::: DATA UNDER STUDY :::
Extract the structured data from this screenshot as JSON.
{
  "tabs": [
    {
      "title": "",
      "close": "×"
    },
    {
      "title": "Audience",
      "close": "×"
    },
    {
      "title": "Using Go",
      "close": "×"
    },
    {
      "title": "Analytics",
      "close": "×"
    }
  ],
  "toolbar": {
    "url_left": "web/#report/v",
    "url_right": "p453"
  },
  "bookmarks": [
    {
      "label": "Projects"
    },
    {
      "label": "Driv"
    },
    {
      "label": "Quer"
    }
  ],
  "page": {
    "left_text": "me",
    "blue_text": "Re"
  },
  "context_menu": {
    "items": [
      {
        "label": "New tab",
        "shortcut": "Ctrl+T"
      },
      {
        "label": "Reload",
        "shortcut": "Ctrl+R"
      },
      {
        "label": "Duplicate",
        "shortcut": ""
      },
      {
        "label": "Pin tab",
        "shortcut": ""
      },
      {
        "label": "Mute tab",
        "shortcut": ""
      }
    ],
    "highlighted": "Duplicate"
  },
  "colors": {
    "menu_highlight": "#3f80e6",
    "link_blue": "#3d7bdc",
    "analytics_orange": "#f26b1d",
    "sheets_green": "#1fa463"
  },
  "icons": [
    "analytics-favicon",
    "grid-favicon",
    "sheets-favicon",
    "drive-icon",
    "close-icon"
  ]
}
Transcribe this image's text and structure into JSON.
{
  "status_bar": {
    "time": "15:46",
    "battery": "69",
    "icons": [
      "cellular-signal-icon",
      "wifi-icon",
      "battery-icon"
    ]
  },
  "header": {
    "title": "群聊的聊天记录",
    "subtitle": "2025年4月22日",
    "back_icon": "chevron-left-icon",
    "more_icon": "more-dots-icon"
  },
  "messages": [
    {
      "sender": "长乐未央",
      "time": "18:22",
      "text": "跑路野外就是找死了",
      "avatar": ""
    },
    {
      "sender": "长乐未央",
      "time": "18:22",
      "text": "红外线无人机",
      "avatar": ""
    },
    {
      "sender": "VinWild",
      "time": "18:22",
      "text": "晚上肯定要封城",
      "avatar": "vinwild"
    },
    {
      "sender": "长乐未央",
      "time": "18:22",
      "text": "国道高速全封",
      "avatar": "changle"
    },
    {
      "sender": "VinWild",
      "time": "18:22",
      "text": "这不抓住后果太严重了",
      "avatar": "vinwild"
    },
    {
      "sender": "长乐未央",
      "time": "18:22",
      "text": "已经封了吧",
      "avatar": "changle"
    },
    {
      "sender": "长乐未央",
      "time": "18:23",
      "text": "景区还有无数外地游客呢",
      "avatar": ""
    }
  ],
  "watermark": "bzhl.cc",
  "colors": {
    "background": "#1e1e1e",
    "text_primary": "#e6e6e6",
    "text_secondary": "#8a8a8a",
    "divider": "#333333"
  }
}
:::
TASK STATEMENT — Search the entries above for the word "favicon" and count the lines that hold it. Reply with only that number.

OUTPUT — 3